Since the 1950s the use of chemical fertilisers has grown exponentially to cope with the increased consumption of food. The use of chemical fertilisers has led to environmental contamination, reduced biodiversity, disease prone plants, reduction of microbial organisms that support soil life, etc. Conversely, organic fertilizers improve soil structure, improve water retention, enhance soil fertility and can be easily broken down by microorganisms. Although methods to increase organic fertiliser use have been looked into over the last few decades, the cost of production, the amounts needed to sustain the growing population and the necessary technological innovation is lagging behind to compete and replace chemical fertiliser use.
Building on previous work by the consortium of Plymouth Marine Laboratory, Protein Technologies Ltd, AlgaeCytes, Autonomous University of Baja California and Biorganix Mexicana, the NABAMA project will develop the use of microalgae as a sustainable source of high value organic compounds that help crop growth.

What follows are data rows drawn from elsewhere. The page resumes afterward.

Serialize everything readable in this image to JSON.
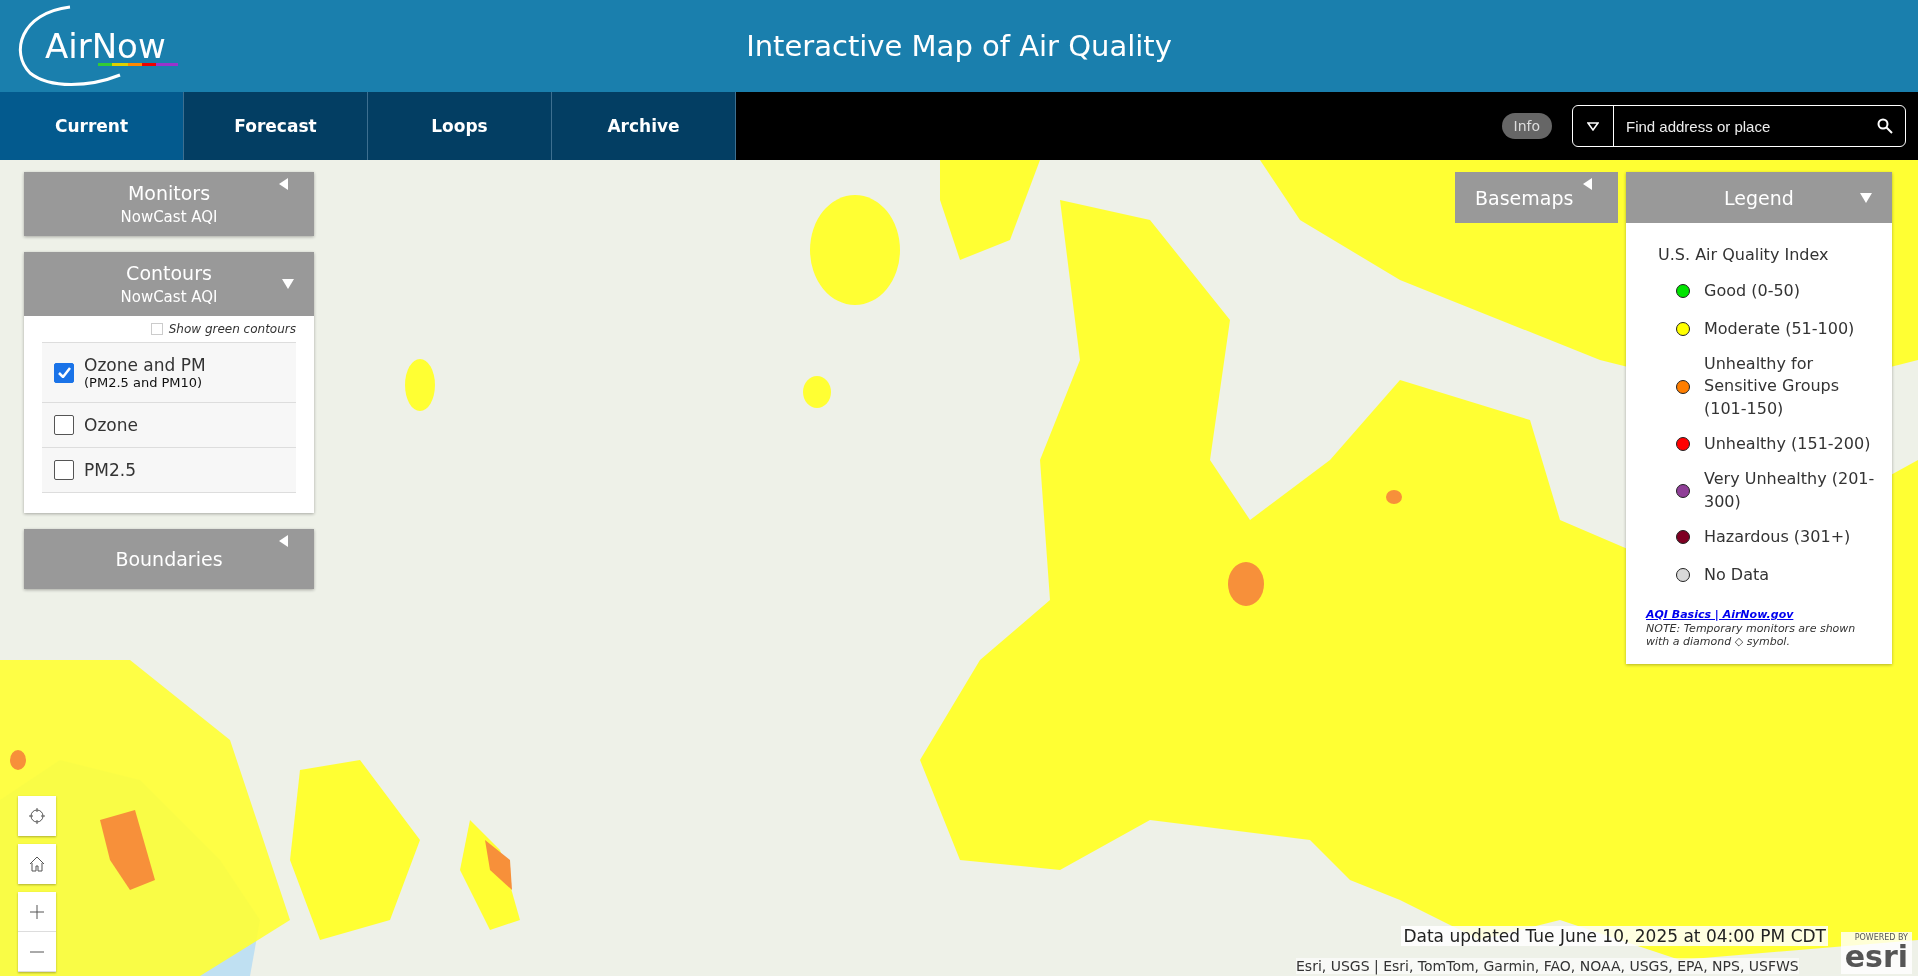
{
  "header": {
    "logo": "AirNow",
    "title": "Interactive Map of Air Quality"
  },
  "tabs": [
    {
      "label": "Current",
      "selected": true
    },
    {
      "label": "Forecast",
      "selected": false
    },
    {
      "label": "Loops",
      "selected": false
    },
    {
      "label": "Archive",
      "selected": false
    }
  ],
  "info_button": "Info",
  "search": {
    "placeholder": "Find address or place"
  },
  "panels": [
    {
      "title": "Monitors",
      "subtitle": "NowCast AQI",
      "expanded": false
    },
    {
      "title": "Contours",
      "subtitle": "NowCast AQI",
      "expanded": true,
      "show_green": {
        "label": "Show green contours",
        "checked": false
      },
      "options": [
        {
          "label": "Ozone and PM",
          "sublabel": "(PM2.5 and PM10)",
          "checked": true
        },
        {
          "label": "Ozone",
          "checked": false
        },
        {
          "label": "PM2.5",
          "checked": false
        }
      ]
    },
    {
      "title": "Boundaries",
      "expanded": false
    }
  ],
  "basemaps": {
    "title": "Basemaps",
    "expanded": false
  },
  "legend": {
    "title": "Legend",
    "expanded": true,
    "heading": "U.S. Air Quality Index",
    "items": [
      {
        "label": "Good (0-50)",
        "color": "#00e400"
      },
      {
        "label": "Moderate (51-100)",
        "color": "#ffff00"
      },
      {
        "label": "Unhealthy for Sensitive Groups (101-150)",
        "color": "#ff7e00"
      },
      {
        "label": "Unhealthy (151-200)",
        "color": "#ff0000"
      },
      {
        "label": "Very Unhealthy (201-300)",
        "color": "#8f3f97"
      },
      {
        "label": "Hazardous (301+)",
        "color": "#7e0023"
      },
      {
        "label": "No Data",
        "color": "#d9d9d9"
      }
    ],
    "link": "AQI Basics | AirNow.gov",
    "note": "NOTE: Temporary monitors are shown with a diamond ◇ symbol."
  },
  "data_updated": "Data updated Tue June 10, 2025 at 04:00 PM CDT",
  "attribution": "Esri, USGS | Esri, TomTom, Garmin, FAO, NOAA, USGS, EPA, NPS, USFWS",
  "powered_by": {
    "caption": "POWERED BY",
    "brand": "esri"
  }
}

Furthermore, NABAMA will identify the compounds responsible for the increased plant growth, characterise them and look to optimise their production for maximum crop growth.